Elena Vesnina and Ekaterina Makarova won their first title of the season at the Madrid Open. (Elena Vesnina, Instagram)

The major warm-ups leading to the French Open are heating up. Here’s Doubles Take with a look at the action.

MASTERS OF MADRID

Against Nikola Mektic and Alexander Peya, Henri Kontinen hit what might be considered one of the best shots of the Mutua Madrid Open:

In the end, though, he and his partner John Peers fell to the Croatian/Austrian pair in straight sets. The third seeds found themselves in some noteworthy company as no team was able to stop Mektic and Peya from advancing to the final at the year’s fourth ATP Masters 1000 event.

In the championship match, they faced the team that had been dominating at that level all year, Bob and Mike Bryan. 

Playing in their fifth final of 2018, Mektic and Peya came away with their first Masters title as the Americans were forced to retire in the first set after Bob Bryan suffered a hip injury. Still, it’s an impressive accomplishment for Mektic and Peya, who were coming off a runner-up finish in Munich the prior week.

They now head to Rome, where they’ll be unseeded for the second week in a row. If the past couple of weeks are any indication, they’ll do just fine.

A RUSSIAN REVOLUTION

Ekaterina Makarova and Elena Vesnina have almost done it all on the court, with a Fed Cup championship, a season-ending title, Olympic gold and three of the four Grand Slams. The only major the Russians are missing is the Australian Open, with their most recent attempt thwarted by Timea Babos and Kristina Mladenovic in this year’s final.

In Madrid, Makarova and Vesnina were able to exact some revenge on the pair as they took the final in a match tiebreak.

 

It’s the first title of the year for Makarova and Vesnina, after runner-up finishes in Melbourne and Indian Wells.

NEWS & NOTES

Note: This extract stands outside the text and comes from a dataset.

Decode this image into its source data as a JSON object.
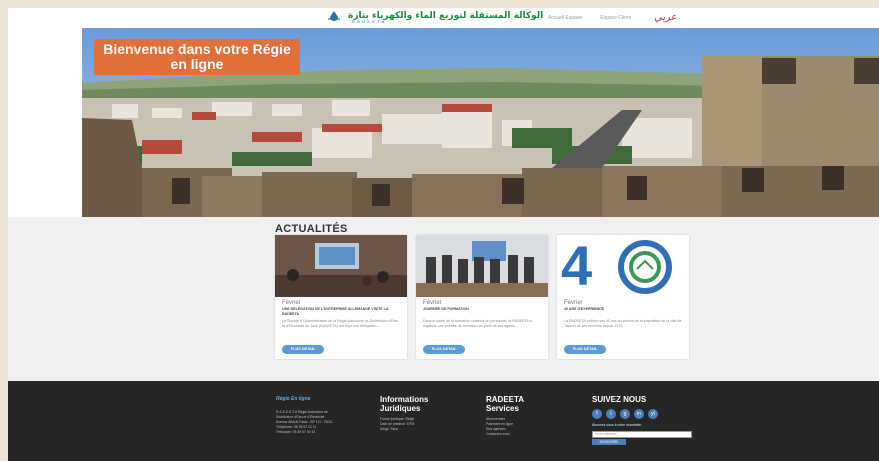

The ATP No-1 ranking is in play this week: If Mate Pavic advances further in Rome than Lukosz Kubot, he’ll take over the top spot. If 24-year-old Pavic gets there, he’ll become the youngest in No. 1 in more than 20 years, going back to Hall of Famer Todd Woodbridge in 1996.

A LOOK AHEAD

For the second week in a row, both tours are hitting the same tournament site. This time, it’s Rome for another Masters/Premier Mandatory event. On the men’s side, the top eight seeds—led by Lukasz Kubot and Marcelo Melo, and Oliver Marach and Mate Pavic—all received first-round byes. Bob and Mike Bryan’s Masters final streak ends with their Madrid run as they were forced to pull out of the tournament.

Play has already kicked off, with one notable result on the men’s side: Raven Klaasen and Michael Venus beat Ryan Harrison and Fernando Verdasco in straight sets. Less than a year ago, Harrison and Venus took home the French Open doubles title.

As is usually the case with an event of this magnitude, players best known for their singles game will pair up to get some extra on-court time in. Aside from Harrison and Verdasco, John Isner and Jack Sock, Steve Johnson and Dominic Thiem, and Alexander and Mischa Zverev are all teaming up.

The women’s doubles draw features perhaps the most intriguing duo of the whole tournament: Madison Keys and Venus Williams. The big-hitting Americans will take on Czechs Barbora Krejcikova and Katerina Siniakova, the number-six seeds. This will be Venus’ first doubles match without kid sis Serena since 2008.

Makarova and Vesnina, the top seeds, have pulled out of the tournament. The second seeds are Andrea Hlavackova and Barbora Strycova, who had a solid run in Madrid last week. Yung-Jan Chan, Hlavackova’s partner at the beginning of the year, teamed up with Bethanie Mattek-Sands, but the fifth seeds were upset by Svetlana Kuznetsova and Karolina Pliskova in their opener.

Follow Van on Twitter: @Van_Sias